On our last evening, one task had yet to be achieved: Teresa had yet to catch her first anaconda! We set out on the evening’s hunt. Until now, I had spotted my anacondas ahead of me, while other team members found them by stepping on them in their bare feet (the most commonly used search technique), but Teresa showed me up and proved she was the true anaconda-hunter among us! Teresa had spotted tracks in the mud and followed them to a protrusion of mud that resembled a snake. These casts were the result of mud drying around a submerged snake, and were frequently empty when we encountered them, but occasionally they did yield a snake. This time we got lucky. We knew this was a fresh cast because we spotted two nostrils protruding above the muddy surface. Following instructions from Dr Rivas, Teresa went for the grab, securing the snake behind the head as she pulled it up from the mud. Teresa and I, both thought that maybe the mud and debris covering the snake’s eyes were calming her, but even as Teresa cleaned her off, she remained calm and pleasant. Our adventure couldn’t have ended better. This individual had not been previously captured, therefore Teresa named her ‘Medusa’ after the Greek Goddess. This was a great moment for us and was celebrated with many cheers (and later with some Venezuelan rum)! The following morning, after we collected our data, she was released back into the swamp in the same location.

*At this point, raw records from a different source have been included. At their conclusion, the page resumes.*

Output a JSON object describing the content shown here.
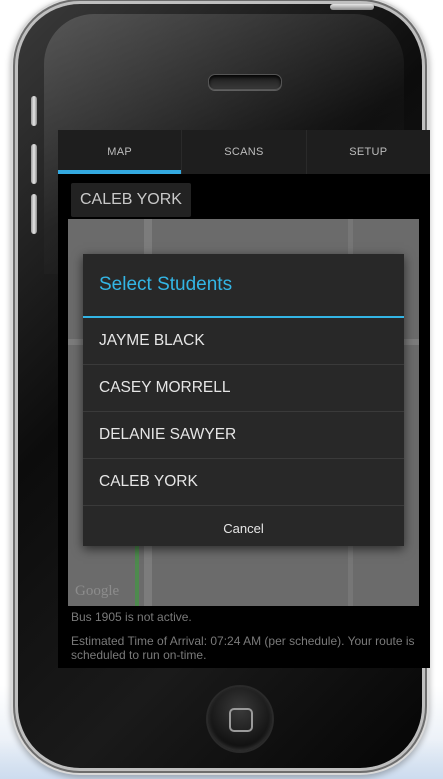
{
  "tabs": [
    {
      "label": "MAP",
      "active": true
    },
    {
      "label": "SCANS",
      "active": false
    },
    {
      "label": "SETUP",
      "active": false
    }
  ],
  "selected_student": "CALEB YORK",
  "map": {
    "attribution": "Google"
  },
  "dialog": {
    "title": "Select Students",
    "items": [
      "JAYME BLACK",
      "CASEY MORRELL",
      "DELANIE SAWYER",
      "CALEB YORK"
    ],
    "cancel_label": "Cancel"
  },
  "status": {
    "bus_status": "Bus 1905 is not active.",
    "eta": "Estimated Time of Arrival: 07:24 AM (per schedule). Your route is scheduled to run on-time."
  },
  "colors": {
    "accent": "#33b5e5",
    "dialog_bg": "#282828",
    "tab_bg": "#1e1e1e"
  },
  "icons": {
    "home": "home-button-icon",
    "speaker": "speaker-grille-icon"
  }
}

Throughout the expedition, we captured 36 anacondas in total. The majority were moderately sized individuals 1-3 metres in length, but we also captured some juveniles and several large females in excess of 3.5 metres. I had previously seen wild lizards and turtles in Southern Europe and the Caribbean, but this was my first opportunity to see, and catch, wild snakes and crocs in their natural habitat. I was expecting this trip to be an adventure, an experience that would surpass any packaged holiday, but it became much more than that to me. It really was a life changing experience. On the plane journey home I decided I would quit my job, study biology and work with reptiles.
If you would like to learn about green anacondas, visit http://www.anacondas.org
If you are interested in visiting the Llanos or donating to anaconda research contact Dr Rivas at firstname.lastname@example.org
About the author: John is an Irish herpetologist working at the Herpetarium in the Alistair Reid Venom Research Unit, at the Liverpool School of Tropical Medicine. He is also a Science officer with the Herpetological Society of Ireland.
All other photos supplied by JP and Teresa Dunbar.